DIRECTIONS:
Pictures are not part of the copy; retype all the records below exactly.

RECORDS PROVIDED START

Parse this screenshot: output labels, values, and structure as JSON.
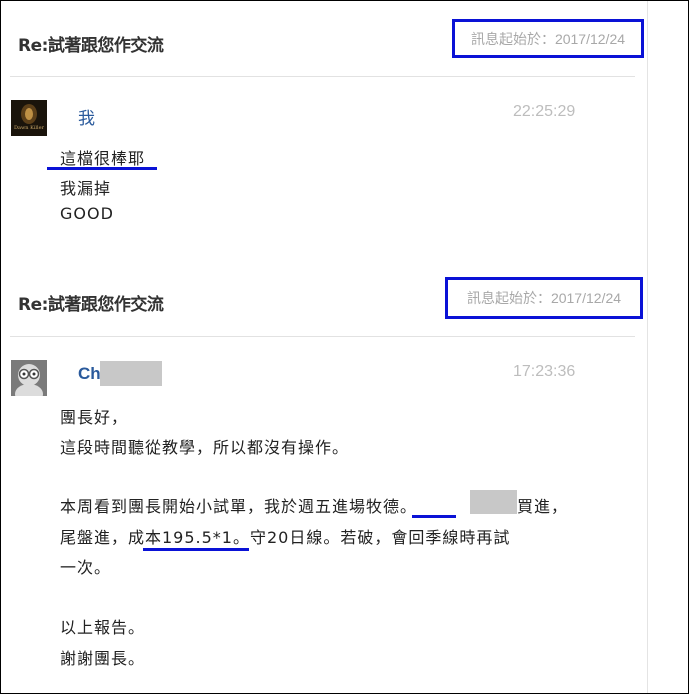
{
  "messages": [
    {
      "title_prefix": "Re:",
      "title": "試著跟您作交流",
      "date_text": "訊息起始於：2017/12/24",
      "author": "我",
      "time": "22:25:29",
      "avatar_text": "Dawn Killer",
      "body": [
        "這檔很棒耶",
        "我漏掉",
        "GOOD"
      ]
    },
    {
      "title_prefix": "Re:",
      "title": "試著跟您作交流",
      "date_text": "訊息起始於：2017/12/24",
      "author": "Ch",
      "time": "17:23:36",
      "body": [
        "團長好，",
        "這段時間聽從教學，所以都沒有操作。",
        "",
        "本周看到團長開始小試單，我於週五進場牧德。",
        "買進，",
        "尾盤進，成本195.5*1。守20日線。若破，會回季線時再試",
        "一次。",
        "",
        "以上報告。",
        "謝謝團長。"
      ]
    }
  ],
  "colors": {
    "highlight": "#0a12d6",
    "author": "#2a5a9c",
    "redaction": "#c8c8c8"
  }
}
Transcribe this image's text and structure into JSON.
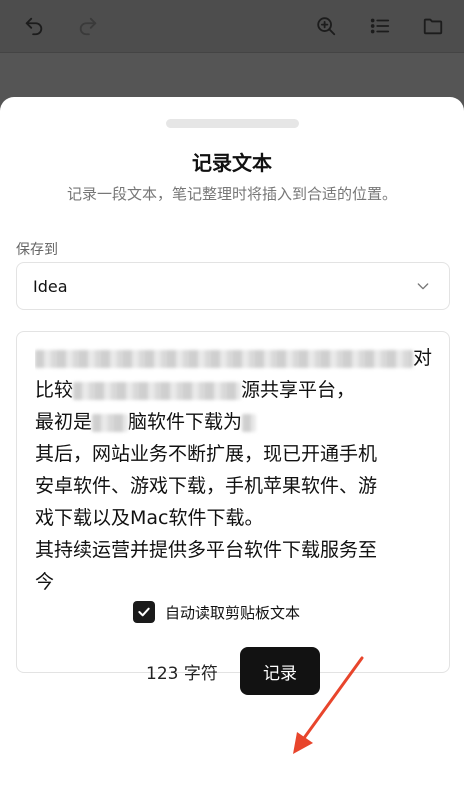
{
  "toolbar": {
    "icons": [
      "undo-icon",
      "redo-icon",
      "zoom-in-icon",
      "list-icon",
      "folder-icon"
    ]
  },
  "sheet": {
    "title": "记录文本",
    "subtitle": "记录一段文本，笔记整理时将插入到合适的位置。",
    "save_to_label": "保存到",
    "save_to_value": "Idea",
    "text_lines": [
      "对",
      "比较",
      "最初是",
      "其后，网站业务不断扩展，现已开通手机",
      "安卓软件、游戏下载，手机苹果软件、游",
      "戏下载以及Mac软件下载。",
      "其持续运营并提供多平台软件下载服务至",
      "今"
    ],
    "text_line2_tail": "源共享平台，",
    "text_line3_tail": "脑软件下载为",
    "auto_read_label": "自动读取剪贴板文本",
    "auto_read_checked": true,
    "char_count": "123 字符",
    "record_label": "记录"
  },
  "colors": {
    "overlay": "#555555",
    "sheet_bg": "#ffffff",
    "button_bg": "#121212",
    "arrow": "#e8452c"
  }
}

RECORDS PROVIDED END

EXERCISE ANSWER:
Parse this screenshot: output labels, values, and structure as JSON.
{
  "messages": [
    {
      "title_prefix": "Re:",
      "title": "試著跟您作交流",
      "date_text": "訊息起始於：2017/12/24",
      "author": "我",
      "time": "22:25:29",
      "avatar_text": "Dawn Killer",
      "body": [
        "這檔很棒耶",
        "我漏掉",
        "GOOD"
      ]
    },
    {
      "title_prefix": "Re:",
      "title": "試著跟您作交流",
      "date_text": "訊息起始於：2017/12/24",
      "author": "Ch",
      "time": "17:23:36",
      "body": [
        "團長好，",
        "這段時間聽從教學，所以都沒有操作。",
        "",
        "本周看到團長開始小試單，我於週五進場牧德。",
        "買進，",
        "尾盤進，成本195.5*1。守20日線。若破，會回季線時再試",
        "一次。",
        "",
        "以上報告。",
        "謝謝團長。"
      ]
    }
  ],
  "colors": {
    "highlight": "#0a12d6",
    "author": "#2a5a9c",
    "redaction": "#c8c8c8"
  }
}
Transcribe this image's text and structure into JSON.
{
  "toolbar": {
    "icons": [
      "undo-icon",
      "redo-icon",
      "zoom-in-icon",
      "list-icon",
      "folder-icon"
    ]
  },
  "sheet": {
    "title": "记录文本",
    "subtitle": "记录一段文本，笔记整理时将插入到合适的位置。",
    "save_to_label": "保存到",
    "save_to_value": "Idea",
    "text_lines": [
      "对",
      "比较",
      "最初是",
      "其后，网站业务不断扩展，现已开通手机",
      "安卓软件、游戏下载，手机苹果软件、游",
      "戏下载以及Mac软件下载。",
      "其持续运营并提供多平台软件下载服务至",
      "今"
    ],
    "text_line2_tail": "源共享平台，",
    "text_line3_tail": "脑软件下载为",
    "auto_read_label": "自动读取剪贴板文本",
    "auto_read_checked": true,
    "char_count": "123 字符",
    "record_label": "记录"
  },
  "colors": {
    "overlay": "#555555",
    "sheet_bg": "#ffffff",
    "button_bg": "#121212",
    "arrow": "#e8452c"
  }
}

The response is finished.